WORK TO COMPLETE:
Looking at the records below, state how many lines include the string "this" and add nothing further.

LISTED ENTRIES:
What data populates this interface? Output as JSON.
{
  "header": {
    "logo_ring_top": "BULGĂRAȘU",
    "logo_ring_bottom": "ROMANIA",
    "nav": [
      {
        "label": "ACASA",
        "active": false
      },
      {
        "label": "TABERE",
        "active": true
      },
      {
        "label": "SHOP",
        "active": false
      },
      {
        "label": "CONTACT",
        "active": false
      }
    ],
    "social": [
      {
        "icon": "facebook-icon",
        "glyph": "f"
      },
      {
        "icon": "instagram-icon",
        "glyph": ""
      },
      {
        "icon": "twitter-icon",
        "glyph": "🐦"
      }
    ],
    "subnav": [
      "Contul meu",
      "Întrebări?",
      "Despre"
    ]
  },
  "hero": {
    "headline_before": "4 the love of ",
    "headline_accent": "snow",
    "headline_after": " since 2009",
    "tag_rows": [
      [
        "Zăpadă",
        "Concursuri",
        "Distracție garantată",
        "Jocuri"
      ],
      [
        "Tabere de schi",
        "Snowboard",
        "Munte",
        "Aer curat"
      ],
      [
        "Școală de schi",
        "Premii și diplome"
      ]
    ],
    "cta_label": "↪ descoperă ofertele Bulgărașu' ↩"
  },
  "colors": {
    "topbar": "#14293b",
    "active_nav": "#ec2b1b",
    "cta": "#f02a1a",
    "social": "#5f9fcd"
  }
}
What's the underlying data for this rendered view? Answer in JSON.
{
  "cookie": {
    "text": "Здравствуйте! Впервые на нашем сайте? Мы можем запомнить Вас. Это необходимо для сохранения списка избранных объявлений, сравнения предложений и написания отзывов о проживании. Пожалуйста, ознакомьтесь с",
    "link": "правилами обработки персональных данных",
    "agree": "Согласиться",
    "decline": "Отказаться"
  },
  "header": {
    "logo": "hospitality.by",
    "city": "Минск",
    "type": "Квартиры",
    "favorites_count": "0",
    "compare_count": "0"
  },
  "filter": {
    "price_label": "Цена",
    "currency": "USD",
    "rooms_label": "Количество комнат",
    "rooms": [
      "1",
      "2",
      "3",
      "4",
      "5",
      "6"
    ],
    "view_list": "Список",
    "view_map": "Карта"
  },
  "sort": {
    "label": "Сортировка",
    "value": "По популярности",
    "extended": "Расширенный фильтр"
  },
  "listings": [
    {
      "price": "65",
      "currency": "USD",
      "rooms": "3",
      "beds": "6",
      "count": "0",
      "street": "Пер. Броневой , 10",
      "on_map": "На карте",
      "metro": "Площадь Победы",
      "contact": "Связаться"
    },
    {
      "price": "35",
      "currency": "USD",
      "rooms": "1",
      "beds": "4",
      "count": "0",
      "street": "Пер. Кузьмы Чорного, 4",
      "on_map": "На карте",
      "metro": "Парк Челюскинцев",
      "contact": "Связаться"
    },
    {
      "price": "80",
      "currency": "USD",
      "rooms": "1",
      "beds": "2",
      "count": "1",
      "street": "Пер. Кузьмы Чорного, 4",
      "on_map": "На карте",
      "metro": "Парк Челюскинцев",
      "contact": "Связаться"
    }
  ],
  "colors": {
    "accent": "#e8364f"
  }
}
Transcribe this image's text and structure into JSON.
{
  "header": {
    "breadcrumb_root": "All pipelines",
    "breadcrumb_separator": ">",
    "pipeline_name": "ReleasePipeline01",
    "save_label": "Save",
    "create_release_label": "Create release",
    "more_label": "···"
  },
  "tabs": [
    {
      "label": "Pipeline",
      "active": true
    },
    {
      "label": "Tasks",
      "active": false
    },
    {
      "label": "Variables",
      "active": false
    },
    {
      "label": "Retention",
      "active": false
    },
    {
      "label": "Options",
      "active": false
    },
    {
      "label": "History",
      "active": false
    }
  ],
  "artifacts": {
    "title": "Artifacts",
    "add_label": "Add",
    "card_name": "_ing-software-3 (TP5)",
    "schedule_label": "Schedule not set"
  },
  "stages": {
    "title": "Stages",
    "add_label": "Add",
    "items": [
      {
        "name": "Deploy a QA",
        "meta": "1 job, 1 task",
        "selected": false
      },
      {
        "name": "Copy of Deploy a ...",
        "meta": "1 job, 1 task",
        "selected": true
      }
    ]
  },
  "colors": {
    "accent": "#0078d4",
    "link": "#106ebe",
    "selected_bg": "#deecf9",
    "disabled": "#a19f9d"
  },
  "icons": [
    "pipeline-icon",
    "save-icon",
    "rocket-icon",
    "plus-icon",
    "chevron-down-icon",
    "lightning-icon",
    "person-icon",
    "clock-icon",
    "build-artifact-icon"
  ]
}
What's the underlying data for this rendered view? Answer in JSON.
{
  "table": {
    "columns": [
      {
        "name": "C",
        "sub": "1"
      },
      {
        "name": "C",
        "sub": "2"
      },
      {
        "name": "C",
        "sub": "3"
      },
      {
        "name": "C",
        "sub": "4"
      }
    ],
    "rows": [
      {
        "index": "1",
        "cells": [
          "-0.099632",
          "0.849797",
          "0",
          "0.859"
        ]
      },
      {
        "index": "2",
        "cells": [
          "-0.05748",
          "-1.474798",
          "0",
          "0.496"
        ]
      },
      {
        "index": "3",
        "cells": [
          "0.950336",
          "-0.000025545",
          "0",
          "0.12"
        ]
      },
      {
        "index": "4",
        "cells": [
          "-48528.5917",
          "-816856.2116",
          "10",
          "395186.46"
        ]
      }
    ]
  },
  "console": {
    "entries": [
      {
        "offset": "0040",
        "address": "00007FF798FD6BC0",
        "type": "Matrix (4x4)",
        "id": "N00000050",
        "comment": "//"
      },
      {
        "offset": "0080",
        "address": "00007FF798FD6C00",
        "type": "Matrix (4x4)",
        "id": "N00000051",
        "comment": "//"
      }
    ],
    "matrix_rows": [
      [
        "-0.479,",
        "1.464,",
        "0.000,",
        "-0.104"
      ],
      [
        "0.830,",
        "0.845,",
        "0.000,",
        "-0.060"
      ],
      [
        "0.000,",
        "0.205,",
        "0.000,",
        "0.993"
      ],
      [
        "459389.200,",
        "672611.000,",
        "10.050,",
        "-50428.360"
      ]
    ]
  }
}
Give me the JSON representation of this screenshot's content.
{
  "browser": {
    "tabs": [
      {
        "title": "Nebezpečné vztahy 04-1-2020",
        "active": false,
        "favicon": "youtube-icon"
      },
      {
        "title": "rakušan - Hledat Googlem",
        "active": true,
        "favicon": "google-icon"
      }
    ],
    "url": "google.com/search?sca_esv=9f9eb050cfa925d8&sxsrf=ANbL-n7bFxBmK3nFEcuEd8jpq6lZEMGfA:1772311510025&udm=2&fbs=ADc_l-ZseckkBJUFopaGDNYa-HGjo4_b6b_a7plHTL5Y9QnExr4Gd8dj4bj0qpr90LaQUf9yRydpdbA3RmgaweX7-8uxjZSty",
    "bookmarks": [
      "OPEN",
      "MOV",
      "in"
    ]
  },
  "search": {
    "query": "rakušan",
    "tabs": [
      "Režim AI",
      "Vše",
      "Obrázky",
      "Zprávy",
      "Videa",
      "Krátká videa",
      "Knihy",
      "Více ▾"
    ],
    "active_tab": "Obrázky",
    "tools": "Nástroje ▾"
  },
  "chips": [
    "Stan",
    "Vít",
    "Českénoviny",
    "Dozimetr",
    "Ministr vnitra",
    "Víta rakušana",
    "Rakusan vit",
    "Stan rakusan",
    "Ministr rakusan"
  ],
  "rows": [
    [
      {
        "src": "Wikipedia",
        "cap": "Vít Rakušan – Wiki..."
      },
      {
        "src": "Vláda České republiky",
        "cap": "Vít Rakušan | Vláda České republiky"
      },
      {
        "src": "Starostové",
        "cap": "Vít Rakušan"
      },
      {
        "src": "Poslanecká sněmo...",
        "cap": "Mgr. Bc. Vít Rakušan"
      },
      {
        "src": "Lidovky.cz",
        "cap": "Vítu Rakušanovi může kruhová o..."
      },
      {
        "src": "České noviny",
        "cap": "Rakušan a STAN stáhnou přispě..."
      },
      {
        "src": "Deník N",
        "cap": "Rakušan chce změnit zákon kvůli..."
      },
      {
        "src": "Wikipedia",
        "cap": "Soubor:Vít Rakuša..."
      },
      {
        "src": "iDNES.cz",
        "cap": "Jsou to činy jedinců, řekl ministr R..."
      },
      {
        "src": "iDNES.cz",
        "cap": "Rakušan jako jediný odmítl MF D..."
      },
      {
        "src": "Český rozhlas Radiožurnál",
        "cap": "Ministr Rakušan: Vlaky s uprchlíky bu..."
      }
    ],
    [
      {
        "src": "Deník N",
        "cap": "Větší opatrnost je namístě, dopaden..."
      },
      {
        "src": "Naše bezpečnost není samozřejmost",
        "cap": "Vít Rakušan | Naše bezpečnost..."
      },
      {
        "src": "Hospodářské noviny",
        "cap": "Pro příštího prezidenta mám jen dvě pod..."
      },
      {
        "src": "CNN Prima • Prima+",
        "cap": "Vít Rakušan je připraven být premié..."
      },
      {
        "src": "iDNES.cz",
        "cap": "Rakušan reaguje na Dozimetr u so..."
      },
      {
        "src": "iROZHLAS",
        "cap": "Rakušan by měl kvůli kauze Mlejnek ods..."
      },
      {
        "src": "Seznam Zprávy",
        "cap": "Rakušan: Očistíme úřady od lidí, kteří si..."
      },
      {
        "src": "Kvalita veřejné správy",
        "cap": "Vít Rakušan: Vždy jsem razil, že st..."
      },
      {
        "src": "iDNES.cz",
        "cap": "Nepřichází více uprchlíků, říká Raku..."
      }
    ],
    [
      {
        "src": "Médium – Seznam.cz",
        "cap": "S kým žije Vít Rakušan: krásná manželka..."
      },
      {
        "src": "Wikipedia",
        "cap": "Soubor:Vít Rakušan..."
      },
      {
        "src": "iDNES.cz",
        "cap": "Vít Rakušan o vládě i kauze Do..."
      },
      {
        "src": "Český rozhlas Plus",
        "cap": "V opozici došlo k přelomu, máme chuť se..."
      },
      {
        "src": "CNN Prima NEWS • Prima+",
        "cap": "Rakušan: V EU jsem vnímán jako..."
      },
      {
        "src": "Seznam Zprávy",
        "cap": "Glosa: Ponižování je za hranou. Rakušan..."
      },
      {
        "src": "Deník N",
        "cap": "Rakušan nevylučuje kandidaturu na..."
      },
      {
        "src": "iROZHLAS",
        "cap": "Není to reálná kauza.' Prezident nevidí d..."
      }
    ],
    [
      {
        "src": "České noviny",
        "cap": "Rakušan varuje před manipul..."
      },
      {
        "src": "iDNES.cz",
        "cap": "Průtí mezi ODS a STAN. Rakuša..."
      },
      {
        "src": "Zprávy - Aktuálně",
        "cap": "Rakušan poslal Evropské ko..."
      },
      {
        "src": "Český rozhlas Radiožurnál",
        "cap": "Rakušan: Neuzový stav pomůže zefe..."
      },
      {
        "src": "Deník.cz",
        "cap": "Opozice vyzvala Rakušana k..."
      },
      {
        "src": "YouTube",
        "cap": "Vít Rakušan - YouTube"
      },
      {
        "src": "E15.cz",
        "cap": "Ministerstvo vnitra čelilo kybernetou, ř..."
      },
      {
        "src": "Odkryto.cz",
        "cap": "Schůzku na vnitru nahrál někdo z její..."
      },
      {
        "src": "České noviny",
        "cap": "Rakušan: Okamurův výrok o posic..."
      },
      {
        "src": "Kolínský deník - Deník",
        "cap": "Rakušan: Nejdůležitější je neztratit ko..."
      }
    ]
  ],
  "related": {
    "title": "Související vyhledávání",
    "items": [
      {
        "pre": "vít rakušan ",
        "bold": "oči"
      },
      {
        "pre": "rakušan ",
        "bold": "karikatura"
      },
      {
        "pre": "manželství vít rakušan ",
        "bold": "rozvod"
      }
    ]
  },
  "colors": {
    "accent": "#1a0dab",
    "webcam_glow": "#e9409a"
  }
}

OUTPUT BELOW:
5